§ DATASET CONTENT:
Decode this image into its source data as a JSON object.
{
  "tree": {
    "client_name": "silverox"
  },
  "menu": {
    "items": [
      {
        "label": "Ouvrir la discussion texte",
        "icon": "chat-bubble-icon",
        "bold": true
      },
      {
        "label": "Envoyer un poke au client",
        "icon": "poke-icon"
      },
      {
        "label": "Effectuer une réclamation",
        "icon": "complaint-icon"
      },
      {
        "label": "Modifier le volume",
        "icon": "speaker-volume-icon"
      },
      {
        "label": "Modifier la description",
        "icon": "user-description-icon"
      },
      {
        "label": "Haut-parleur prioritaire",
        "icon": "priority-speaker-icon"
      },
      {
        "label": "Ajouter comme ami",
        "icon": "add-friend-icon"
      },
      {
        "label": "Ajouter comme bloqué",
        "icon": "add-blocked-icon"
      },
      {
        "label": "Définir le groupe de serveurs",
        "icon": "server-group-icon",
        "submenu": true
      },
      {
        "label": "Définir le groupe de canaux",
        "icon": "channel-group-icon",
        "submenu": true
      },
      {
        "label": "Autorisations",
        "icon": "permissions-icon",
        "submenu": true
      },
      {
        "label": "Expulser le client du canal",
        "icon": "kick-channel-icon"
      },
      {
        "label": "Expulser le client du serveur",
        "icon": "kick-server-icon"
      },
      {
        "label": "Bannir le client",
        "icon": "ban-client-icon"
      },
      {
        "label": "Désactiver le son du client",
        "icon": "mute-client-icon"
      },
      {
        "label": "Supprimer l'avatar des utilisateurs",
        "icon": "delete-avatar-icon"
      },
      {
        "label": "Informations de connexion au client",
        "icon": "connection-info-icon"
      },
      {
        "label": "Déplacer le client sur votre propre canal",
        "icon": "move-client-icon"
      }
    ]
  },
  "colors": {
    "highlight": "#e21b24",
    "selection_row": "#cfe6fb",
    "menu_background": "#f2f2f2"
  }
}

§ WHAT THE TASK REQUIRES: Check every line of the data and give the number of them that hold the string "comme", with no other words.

§ RESULT FOR THIS TASK: 2